This misnomer, that the computer I carry in my pocket should be summarized by the feature most of us use the least, has allowed Apple the rhetorical opening to compare today's mobile software distribution to that of feature phones in the early to mid 2000s. An indeed fully-enclosed ecosystem where ringtone and snake-game makers were forced to hand over even more egregious percentages of their sales under the thumbs of Verizon and AT&T.

But a modern day iPhone carries far more of a resemblance to a Mac from 2005 than any feature phone of that year. That's why these smartphones have conquered the earth! They gave us the power of a general-purpose computer at the size of a mobile phone. Not because they share some lineage with T9 texting or being able to make wireless phone calls.

And in 2005, software for the Mac was readily sold over the internet. Whether that software came as native packages to be installed or whether it was software-as-a-service delivered through a browser.

Anyway, it's the success of this technological leap of shrinking our internet-capable desktop and laptop computers into a pocket format that paved the way for the internet enclosure movement. Playing the largest role in ending the glorious fifteen years of commons that went before it.

When we view our growing trouble with the monopolist abuses from app stores through this historical lens, things start to make more sense. Apple and Google are simply acting like the lords that in the early capitalist era decided that what used to be free or at least cheap –– distributing software over the internet –– now suddenly needed to be taxed at 30%. Such that the already grotesque capitalist accumulation they had managed – to the literal tune of trillions! – could continue to grow. Or as Hickel calls it: a fix.

This naturally caused the commoners, app developers, to become squeezed in the process. To either run a third faster, cap the capacity to grown by a third, or turn to other unsavory business models, like loading up their apps with ads and trackers, such that they could sell privacy, attention, and data instead of selling software.

It's particularly ironic that it should be Apple that has lead both this enclosure movement and the specific pivot to ad-infested software. Given how they were themselves were able to escape Microsoft's dominance of the 90s due to the rise of the cross-platform internet, and because they pride themselves on caring oh-so-much about privacy in advertisement (and certain aspects of their platform design).

To be fair, the enclosure of the internet commons isn't entirely down to Apple (and Google). But they are a very large part of the story. Just like Facebook managed to enclose the social networks that had long existed outside of their walls with blogs, newsletters, rss, irc, and other open pastures. Or Google's other enclosure project that eventually turned internet search from a mission to find the best results on the internet to a for-sale catalogue of ads and Google's own properties.

Facebook and Apple and Google might bicker amongst themselves from time to time, just like I'm sure the lords of the enclosure movement did back in the 1600s and 1700s, but in their essence, they're more alike than they are different. Fighting not over whether or not to enclose the internet commons, but about who gets to do it, and what portion of the spoils should go to which set of shareholders.

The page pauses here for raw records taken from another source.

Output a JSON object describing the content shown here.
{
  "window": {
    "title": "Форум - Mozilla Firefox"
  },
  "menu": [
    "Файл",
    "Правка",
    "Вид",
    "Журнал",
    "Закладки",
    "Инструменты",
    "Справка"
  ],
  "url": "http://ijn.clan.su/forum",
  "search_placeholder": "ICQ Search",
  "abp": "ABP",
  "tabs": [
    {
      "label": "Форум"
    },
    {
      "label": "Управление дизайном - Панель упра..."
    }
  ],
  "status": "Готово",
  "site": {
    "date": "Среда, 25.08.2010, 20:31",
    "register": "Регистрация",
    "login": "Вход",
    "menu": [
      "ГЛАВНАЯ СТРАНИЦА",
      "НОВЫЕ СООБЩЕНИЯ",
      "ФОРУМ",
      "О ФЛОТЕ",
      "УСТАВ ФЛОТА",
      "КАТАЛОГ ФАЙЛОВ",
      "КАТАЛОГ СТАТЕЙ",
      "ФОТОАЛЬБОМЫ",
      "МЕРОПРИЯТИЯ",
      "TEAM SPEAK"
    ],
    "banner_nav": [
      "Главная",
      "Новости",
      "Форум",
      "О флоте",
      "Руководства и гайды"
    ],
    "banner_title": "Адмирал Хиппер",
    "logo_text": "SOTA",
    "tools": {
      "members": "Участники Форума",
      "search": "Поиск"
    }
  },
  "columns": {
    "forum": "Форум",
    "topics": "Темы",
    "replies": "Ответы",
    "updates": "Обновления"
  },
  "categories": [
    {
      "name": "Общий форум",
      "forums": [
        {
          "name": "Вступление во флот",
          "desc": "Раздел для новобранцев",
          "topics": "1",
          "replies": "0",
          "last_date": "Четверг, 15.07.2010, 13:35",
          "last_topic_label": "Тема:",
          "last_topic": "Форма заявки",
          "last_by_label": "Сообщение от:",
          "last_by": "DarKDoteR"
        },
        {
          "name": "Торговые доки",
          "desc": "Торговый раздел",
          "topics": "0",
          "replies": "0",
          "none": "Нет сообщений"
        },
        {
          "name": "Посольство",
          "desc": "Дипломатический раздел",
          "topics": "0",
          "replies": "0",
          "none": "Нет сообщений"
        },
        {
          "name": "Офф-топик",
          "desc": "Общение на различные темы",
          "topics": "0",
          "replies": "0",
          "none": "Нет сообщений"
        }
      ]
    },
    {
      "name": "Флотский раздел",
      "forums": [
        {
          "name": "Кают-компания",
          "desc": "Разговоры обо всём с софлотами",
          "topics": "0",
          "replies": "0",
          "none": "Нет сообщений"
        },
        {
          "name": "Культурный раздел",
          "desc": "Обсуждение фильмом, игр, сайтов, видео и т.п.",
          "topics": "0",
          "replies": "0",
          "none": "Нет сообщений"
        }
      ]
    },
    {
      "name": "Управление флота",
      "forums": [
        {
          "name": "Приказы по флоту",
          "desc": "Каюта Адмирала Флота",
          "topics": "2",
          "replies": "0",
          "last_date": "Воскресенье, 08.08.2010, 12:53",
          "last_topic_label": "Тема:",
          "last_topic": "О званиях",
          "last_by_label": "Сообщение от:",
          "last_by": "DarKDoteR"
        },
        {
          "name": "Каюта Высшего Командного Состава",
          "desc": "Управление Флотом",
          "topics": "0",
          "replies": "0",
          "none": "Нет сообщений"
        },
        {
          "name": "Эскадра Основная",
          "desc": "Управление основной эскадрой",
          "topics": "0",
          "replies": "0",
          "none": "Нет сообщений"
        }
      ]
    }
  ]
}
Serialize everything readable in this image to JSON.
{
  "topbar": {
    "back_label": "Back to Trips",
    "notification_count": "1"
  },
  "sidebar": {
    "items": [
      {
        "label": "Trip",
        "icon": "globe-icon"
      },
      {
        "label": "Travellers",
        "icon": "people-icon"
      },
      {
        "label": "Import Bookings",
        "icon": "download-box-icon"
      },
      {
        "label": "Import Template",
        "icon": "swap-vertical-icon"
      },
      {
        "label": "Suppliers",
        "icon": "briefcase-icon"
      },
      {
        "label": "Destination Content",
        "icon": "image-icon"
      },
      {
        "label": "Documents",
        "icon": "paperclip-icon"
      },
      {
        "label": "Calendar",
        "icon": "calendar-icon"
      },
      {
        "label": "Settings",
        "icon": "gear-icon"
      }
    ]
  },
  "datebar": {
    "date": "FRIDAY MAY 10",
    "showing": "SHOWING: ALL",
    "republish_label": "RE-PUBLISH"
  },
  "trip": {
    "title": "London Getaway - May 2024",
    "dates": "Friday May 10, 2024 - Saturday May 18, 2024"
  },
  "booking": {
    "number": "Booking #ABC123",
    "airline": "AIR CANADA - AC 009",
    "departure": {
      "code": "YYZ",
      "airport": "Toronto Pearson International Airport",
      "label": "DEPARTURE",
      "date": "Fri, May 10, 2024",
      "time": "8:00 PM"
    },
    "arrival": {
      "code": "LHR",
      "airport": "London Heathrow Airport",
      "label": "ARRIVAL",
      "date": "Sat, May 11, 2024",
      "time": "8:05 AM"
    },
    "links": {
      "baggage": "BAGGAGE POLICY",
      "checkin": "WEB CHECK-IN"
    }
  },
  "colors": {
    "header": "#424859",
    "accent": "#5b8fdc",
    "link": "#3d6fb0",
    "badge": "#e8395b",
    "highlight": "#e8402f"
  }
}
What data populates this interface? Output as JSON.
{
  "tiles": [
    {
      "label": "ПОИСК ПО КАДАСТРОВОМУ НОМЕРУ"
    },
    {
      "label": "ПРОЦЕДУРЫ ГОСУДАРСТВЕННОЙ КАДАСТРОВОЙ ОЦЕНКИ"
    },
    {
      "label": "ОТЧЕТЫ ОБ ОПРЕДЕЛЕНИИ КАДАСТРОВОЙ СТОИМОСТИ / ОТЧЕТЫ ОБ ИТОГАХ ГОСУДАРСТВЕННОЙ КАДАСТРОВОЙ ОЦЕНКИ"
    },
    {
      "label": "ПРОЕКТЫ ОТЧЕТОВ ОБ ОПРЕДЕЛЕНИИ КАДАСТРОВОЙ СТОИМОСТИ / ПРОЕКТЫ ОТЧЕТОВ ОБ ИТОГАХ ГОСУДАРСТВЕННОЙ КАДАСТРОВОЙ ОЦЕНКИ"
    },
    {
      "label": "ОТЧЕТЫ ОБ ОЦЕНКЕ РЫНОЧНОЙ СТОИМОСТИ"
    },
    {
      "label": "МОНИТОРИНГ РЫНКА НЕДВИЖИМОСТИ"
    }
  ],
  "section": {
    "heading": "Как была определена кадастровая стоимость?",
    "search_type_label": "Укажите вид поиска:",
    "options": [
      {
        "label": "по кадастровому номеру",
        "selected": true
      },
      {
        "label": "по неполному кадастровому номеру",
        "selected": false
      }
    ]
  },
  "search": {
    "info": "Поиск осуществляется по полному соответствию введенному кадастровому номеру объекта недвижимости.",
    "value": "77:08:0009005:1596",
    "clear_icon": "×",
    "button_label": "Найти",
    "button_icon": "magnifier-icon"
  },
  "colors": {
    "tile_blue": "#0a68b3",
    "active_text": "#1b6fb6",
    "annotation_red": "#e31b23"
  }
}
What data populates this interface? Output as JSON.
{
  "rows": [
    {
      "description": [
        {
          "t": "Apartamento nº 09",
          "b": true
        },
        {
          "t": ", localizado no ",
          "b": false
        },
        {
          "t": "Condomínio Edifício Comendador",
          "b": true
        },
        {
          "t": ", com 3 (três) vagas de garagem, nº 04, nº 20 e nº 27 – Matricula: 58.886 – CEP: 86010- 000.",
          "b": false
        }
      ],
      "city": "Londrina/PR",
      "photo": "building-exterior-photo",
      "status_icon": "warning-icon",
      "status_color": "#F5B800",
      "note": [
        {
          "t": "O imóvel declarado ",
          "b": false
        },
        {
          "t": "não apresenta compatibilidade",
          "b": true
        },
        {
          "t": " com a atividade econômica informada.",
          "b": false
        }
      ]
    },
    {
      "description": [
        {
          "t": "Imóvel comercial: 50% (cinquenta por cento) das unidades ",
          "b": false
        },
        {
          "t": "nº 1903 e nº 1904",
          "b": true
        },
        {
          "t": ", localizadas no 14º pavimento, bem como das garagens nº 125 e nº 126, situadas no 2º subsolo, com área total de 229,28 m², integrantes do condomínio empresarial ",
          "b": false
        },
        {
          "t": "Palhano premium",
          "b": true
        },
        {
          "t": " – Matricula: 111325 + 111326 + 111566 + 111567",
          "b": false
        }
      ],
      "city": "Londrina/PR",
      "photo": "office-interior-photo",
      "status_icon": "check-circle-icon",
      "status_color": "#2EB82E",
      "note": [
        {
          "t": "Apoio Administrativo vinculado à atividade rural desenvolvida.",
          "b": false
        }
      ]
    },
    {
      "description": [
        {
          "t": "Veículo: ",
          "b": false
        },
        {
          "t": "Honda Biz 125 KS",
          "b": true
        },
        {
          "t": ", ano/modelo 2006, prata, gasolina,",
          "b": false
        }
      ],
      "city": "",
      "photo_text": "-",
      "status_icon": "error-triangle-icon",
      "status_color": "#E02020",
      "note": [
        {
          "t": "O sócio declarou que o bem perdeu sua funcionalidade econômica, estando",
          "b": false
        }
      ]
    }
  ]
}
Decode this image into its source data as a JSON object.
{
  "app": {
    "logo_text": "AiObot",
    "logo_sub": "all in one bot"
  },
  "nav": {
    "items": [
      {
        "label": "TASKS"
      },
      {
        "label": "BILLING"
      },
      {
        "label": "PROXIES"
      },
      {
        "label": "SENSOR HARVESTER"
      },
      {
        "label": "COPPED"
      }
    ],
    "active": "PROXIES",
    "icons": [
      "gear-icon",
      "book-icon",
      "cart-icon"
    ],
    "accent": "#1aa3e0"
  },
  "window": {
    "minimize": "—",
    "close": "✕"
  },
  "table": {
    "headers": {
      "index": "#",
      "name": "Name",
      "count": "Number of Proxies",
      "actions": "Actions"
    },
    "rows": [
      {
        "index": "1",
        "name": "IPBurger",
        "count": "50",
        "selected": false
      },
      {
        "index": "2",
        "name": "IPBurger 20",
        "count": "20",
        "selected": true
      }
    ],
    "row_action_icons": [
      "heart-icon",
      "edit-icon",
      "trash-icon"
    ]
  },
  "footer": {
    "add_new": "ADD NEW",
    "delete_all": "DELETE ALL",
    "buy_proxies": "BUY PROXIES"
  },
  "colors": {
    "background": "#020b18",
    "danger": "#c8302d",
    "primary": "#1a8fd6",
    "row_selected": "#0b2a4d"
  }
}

This is why we need to keep zooming out in the fight for the internet commons. See it as part of a broader struggle for an internet free of gatekeepers and enclosure. Apple's 30% tax on the distribution of software is perhaps the most directly obvious parallel to the old ways of enclosure, though, and thus serve as a useful bulkhead against these closed or closing gates.

But it's part of the same struggle that wins when people dump Twitter for a newsletter or Facebook for a podcast. Open pastures on internet commons, not enclosed or captured by any one company.

Keep poaching.